The more and more I come out, the more I grow to be courageous and true. By sharing how I continue to come out, I hope somewhere, someway, someone else will find them and have the strength to come out themselves.”
J.E. Reich is an editor for Medium, a novelist, and contributor for Thought Catalog, The Huffington Post and The Daily Dot. According to Her Campus, she says that “being a writer has given her the opportunity to tell her story again and again. It is part of why she is inspired to keep coming out.”
“The summer before my freshman year of high school, I attended a softball camp at the local college (University of Wisconsin-Stevens Point). During the camp, I started to grow close to two girls. I admired them for their skill level; they were way better than I was. As the days grew on, I started to become confused as to whether I felt so frazzled around these girls because they were older than me and I respected and admired their athletic abilities, or if I had a crush on one of them.
Practice for the school softball team started a few weeks later, and I started to grow close to the girls on the team. The majority of my team identified as either bisexual or lesbian.
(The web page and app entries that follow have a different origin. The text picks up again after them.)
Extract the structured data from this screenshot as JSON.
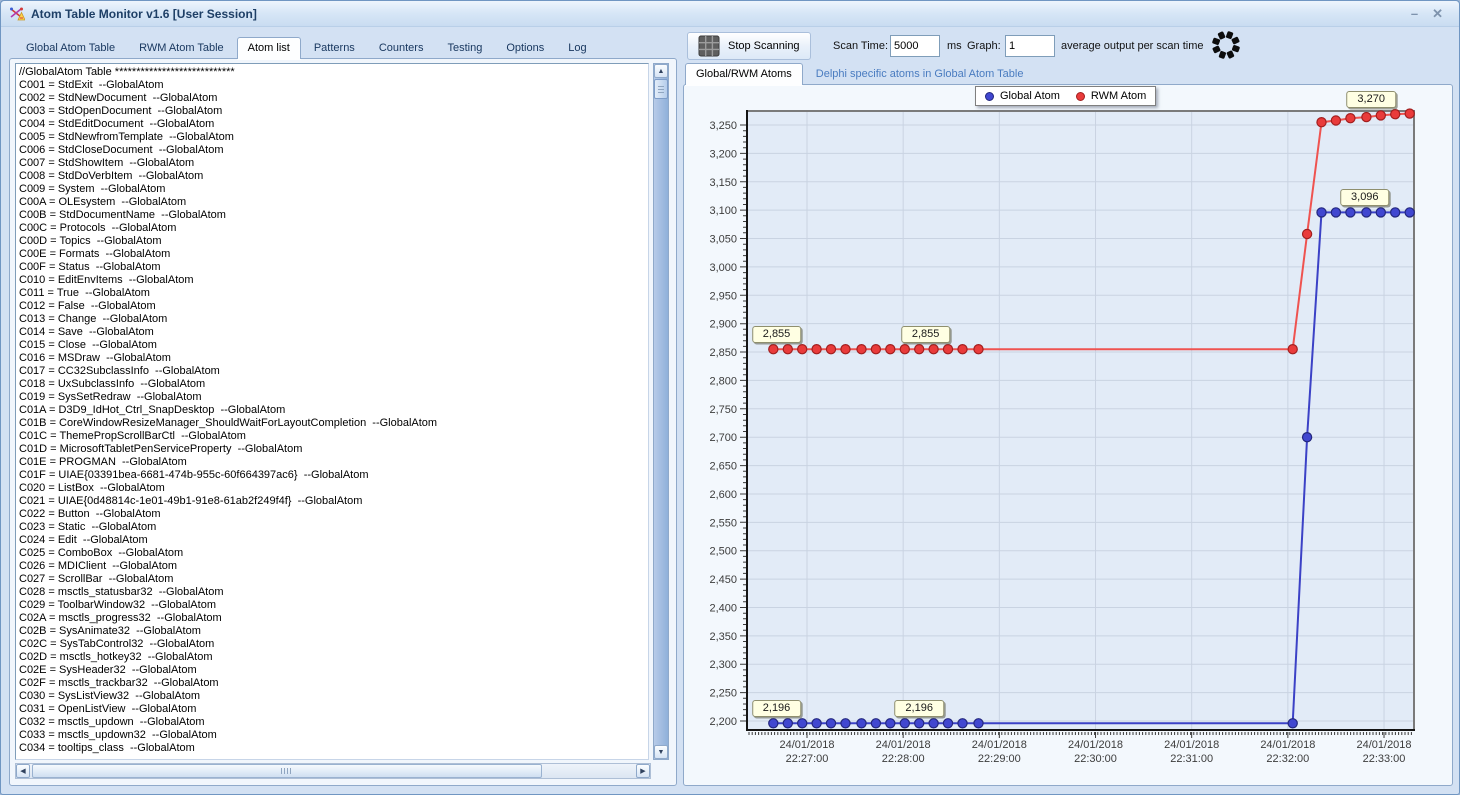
{
  "window": {
    "title": "Atom Table Monitor v1.6 [User Session]",
    "minimize_glyph": "–",
    "close_glyph": "✕"
  },
  "left_tabs": {
    "active_index": 2,
    "items": [
      "Global Atom Table",
      "RWM Atom Table",
      "Atom list",
      "Patterns",
      "Counters",
      "Testing",
      "Options",
      "Log"
    ]
  },
  "atom_list": {
    "lines": [
      "//GlobalAtom Table ****************************",
      "C001 = StdExit  --GlobalAtom",
      "C002 = StdNewDocument  --GlobalAtom",
      "C003 = StdOpenDocument  --GlobalAtom",
      "C004 = StdEditDocument  --GlobalAtom",
      "C005 = StdNewfromTemplate  --GlobalAtom",
      "C006 = StdCloseDocument  --GlobalAtom",
      "C007 = StdShowItem  --GlobalAtom",
      "C008 = StdDoVerbItem  --GlobalAtom",
      "C009 = System  --GlobalAtom",
      "C00A = OLEsystem  --GlobalAtom",
      "C00B = StdDocumentName  --GlobalAtom",
      "C00C = Protocols  --GlobalAtom",
      "C00D = Topics  --GlobalAtom",
      "C00E = Formats  --GlobalAtom",
      "C00F = Status  --GlobalAtom",
      "C010 = EditEnvItems  --GlobalAtom",
      "C011 = True  --GlobalAtom",
      "C012 = False  --GlobalAtom",
      "C013 = Change  --GlobalAtom",
      "C014 = Save  --GlobalAtom",
      "C015 = Close  --GlobalAtom",
      "C016 = MSDraw  --GlobalAtom",
      "C017 = CC32SubclassInfo  --GlobalAtom",
      "C018 = UxSubclassInfo  --GlobalAtom",
      "C019 = SysSetRedraw  --GlobalAtom",
      "C01A = D3D9_IdHot_Ctrl_SnapDesktop  --GlobalAtom",
      "C01B = CoreWindowResizeManager_ShouldWaitForLayoutCompletion  --GlobalAtom",
      "C01C = ThemePropScrollBarCtl  --GlobalAtom",
      "C01D = MicrosoftTabletPenServiceProperty  --GlobalAtom",
      "C01E = PROGMAN  --GlobalAtom",
      "C01F = UIAE{03391bea-6681-474b-955c-60f664397ac6}  --GlobalAtom",
      "C020 = ListBox  --GlobalAtom",
      "C021 = UIAE{0d48814c-1e01-49b1-91e8-61ab2f249f4f}  --GlobalAtom",
      "C022 = Button  --GlobalAtom",
      "C023 = Static  --GlobalAtom",
      "C024 = Edit  --GlobalAtom",
      "C025 = ComboBox  --GlobalAtom",
      "C026 = MDIClient  --GlobalAtom",
      "C027 = ScrollBar  --GlobalAtom",
      "C028 = msctls_statusbar32  --GlobalAtom",
      "C029 = ToolbarWindow32  --GlobalAtom",
      "C02A = msctls_progress32  --GlobalAtom",
      "C02B = SysAnimate32  --GlobalAtom",
      "C02C = SysTabControl32  --GlobalAtom",
      "C02D = msctls_hotkey32  --GlobalAtom",
      "C02E = SysHeader32  --GlobalAtom",
      "C02F = msctls_trackbar32  --GlobalAtom",
      "C030 = SysListView32  --GlobalAtom",
      "C031 = OpenListView  --GlobalAtom",
      "C032 = msctls_updown  --GlobalAtom",
      "C033 = msctls_updown32  --GlobalAtom",
      "C034 = tooltips_class  --GlobalAtom"
    ]
  },
  "toolbar": {
    "stop_button_label": "Stop Scanning",
    "scan_time_label": "Scan Time:",
    "scan_time_value": "5000",
    "ms_label": "ms",
    "graph_label": "Graph:",
    "graph_value": "1",
    "avg_label": "average output per scan time"
  },
  "right_tabs": {
    "active_index": 0,
    "items": [
      "Global/RWM Atoms",
      "Delphi specific atoms in Global Atom Table"
    ]
  },
  "chart_data": {
    "type": "line",
    "title": "",
    "xlabel": "",
    "ylabel": "",
    "ylim": [
      2200,
      3250
    ],
    "ytick_step": 50,
    "grid": true,
    "legend_position": "top-center",
    "legend": [
      {
        "name": "Global Atom",
        "color": "#4147d0",
        "stroke": "#23277e"
      },
      {
        "name": "RWM Atom",
        "color": "#e93b3b",
        "stroke": "#a21f1f"
      }
    ],
    "x_ticks": [
      {
        "date": "24/01/2018",
        "time": "22:27:00"
      },
      {
        "date": "24/01/2018",
        "time": "22:28:00"
      },
      {
        "date": "24/01/2018",
        "time": "22:29:00"
      },
      {
        "date": "24/01/2018",
        "time": "22:30:00"
      },
      {
        "date": "24/01/2018",
        "time": "22:31:00"
      },
      {
        "date": "24/01/2018",
        "time": "22:32:00"
      },
      {
        "date": "24/01/2018",
        "time": "22:33:00"
      }
    ],
    "series": [
      {
        "name": "Global Atom",
        "line_color": "#3b41c6",
        "marker_fill": "#4147d0",
        "marker_stroke": "#23277e",
        "points": [
          [
            "22:26:39",
            2196
          ],
          [
            "22:26:48",
            2196
          ],
          [
            "22:26:57",
            2196
          ],
          [
            "22:27:06",
            2196
          ],
          [
            "22:27:15",
            2196
          ],
          [
            "22:27:24",
            2196
          ],
          [
            "22:27:34",
            2196
          ],
          [
            "22:27:43",
            2196
          ],
          [
            "22:27:52",
            2196
          ],
          [
            "22:28:01",
            2196
          ],
          [
            "22:28:10",
            2196
          ],
          [
            "22:28:19",
            2196
          ],
          [
            "22:28:28",
            2196
          ],
          [
            "22:28:37",
            2196
          ],
          [
            "22:28:47",
            2196
          ],
          [
            "22:32:03",
            2196
          ],
          [
            "22:32:12",
            2700
          ],
          [
            "22:32:21",
            3096
          ],
          [
            "22:32:30",
            3096
          ],
          [
            "22:32:39",
            3096
          ],
          [
            "22:32:49",
            3096
          ],
          [
            "22:32:58",
            3096
          ],
          [
            "22:33:07",
            3096
          ],
          [
            "22:33:16",
            3096
          ]
        ]
      },
      {
        "name": "RWM Atom",
        "line_color": "#ef5350",
        "marker_fill": "#e93b3b",
        "marker_stroke": "#a21f1f",
        "points": [
          [
            "22:26:39",
            2855
          ],
          [
            "22:26:48",
            2855
          ],
          [
            "22:26:57",
            2855
          ],
          [
            "22:27:06",
            2855
          ],
          [
            "22:27:15",
            2855
          ],
          [
            "22:27:24",
            2855
          ],
          [
            "22:27:34",
            2855
          ],
          [
            "22:27:43",
            2855
          ],
          [
            "22:27:52",
            2855
          ],
          [
            "22:28:01",
            2855
          ],
          [
            "22:28:10",
            2855
          ],
          [
            "22:28:19",
            2855
          ],
          [
            "22:28:28",
            2855
          ],
          [
            "22:28:37",
            2855
          ],
          [
            "22:28:47",
            2855
          ],
          [
            "22:32:03",
            2855
          ],
          [
            "22:32:12",
            3058
          ],
          [
            "22:32:21",
            3255
          ],
          [
            "22:32:30",
            3258
          ],
          [
            "22:32:39",
            3262
          ],
          [
            "22:32:49",
            3264
          ],
          [
            "22:32:58",
            3267
          ],
          [
            "22:33:07",
            3269
          ],
          [
            "22:33:16",
            3270
          ]
        ]
      }
    ],
    "annotations": [
      {
        "text": "2,855",
        "time": "22:26:41",
        "value": 2855
      },
      {
        "text": "2,855",
        "time": "22:28:14",
        "value": 2855
      },
      {
        "text": "2,196",
        "time": "22:26:41",
        "value": 2196
      },
      {
        "text": "2,196",
        "time": "22:28:10",
        "value": 2196
      },
      {
        "text": "3,270",
        "time": "22:32:52",
        "value": 3270
      },
      {
        "text": "3,096",
        "time": "22:32:48",
        "value": 3096
      }
    ]
  }
}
Homosexuality was the norm. As a crush developed for one of the players on my team, I felt the time had come to tell my friends and family that I felt I should identify as bisexual. I told my mom first. Her response, which I will remember forever, was, ‘Whatever makes your peaches tingle.’
My dad jokingly requested that I date more girls so that he wouldn’t have to worry about a teen pregnancy. My girl friends had no problem with my sexuality, and the dynamic didn’t change.
When I told boys, it seemed to break down a barrier in our friendship, and we could bond in more ways now than we could before. If anything, my social status went up, because, at that point in time, my peers viewed bisexuality as, ‘more likely to be open to threesomes,’ which wasn’t actually true. But I was okay with the positive attention at the time.
Once I told all my friends, I felt the need to play the part. I was aiming to be the stereotypical butch. I wore my hair back and stopped wearing makeup and used cologne instead of perfume.
After dating my first girlfriend, Kristen, I became comfortable with my new identity. I came to the realization that I didn’t have to dress or act in any particular way; I just needed to continue to act like myself. My experience was very easy because of all the support I had around me. My school had a large and involved GSA and a permanent transsexual substitute.
Once I got to college, I realized that the term pansexual suited my preference more appropriately. I personally think that labeling myself for my sexuality is strange. However, I understand that everyone does not think the way that I do, and some people need to be able to categorize people in order to understand them. For this reason, I continue to label my sexuality.”
Even though all of these coming out stories are powerful and thought-provoking, the world still isn’t in a place where coming out isn’t necessary. In a perfect world, the LGBT+ community wouldn’t need to come out. In a perfect world, a person’s sexuality doesn’t need to be shared in fear or hope of acceptance. In a perfect world, love is love, and your sexuality isn’t your identity.
Much of the LGBT+ community finds reading or hearing of other people’s coming out stories to be helpful. Many people are able to build up enough confidence to reveal their sexuality just by reading a blog or Twitter post. These people know they are not the only ones that are confused, happy with, or fearful of their own sexuality and fluctuating feelings.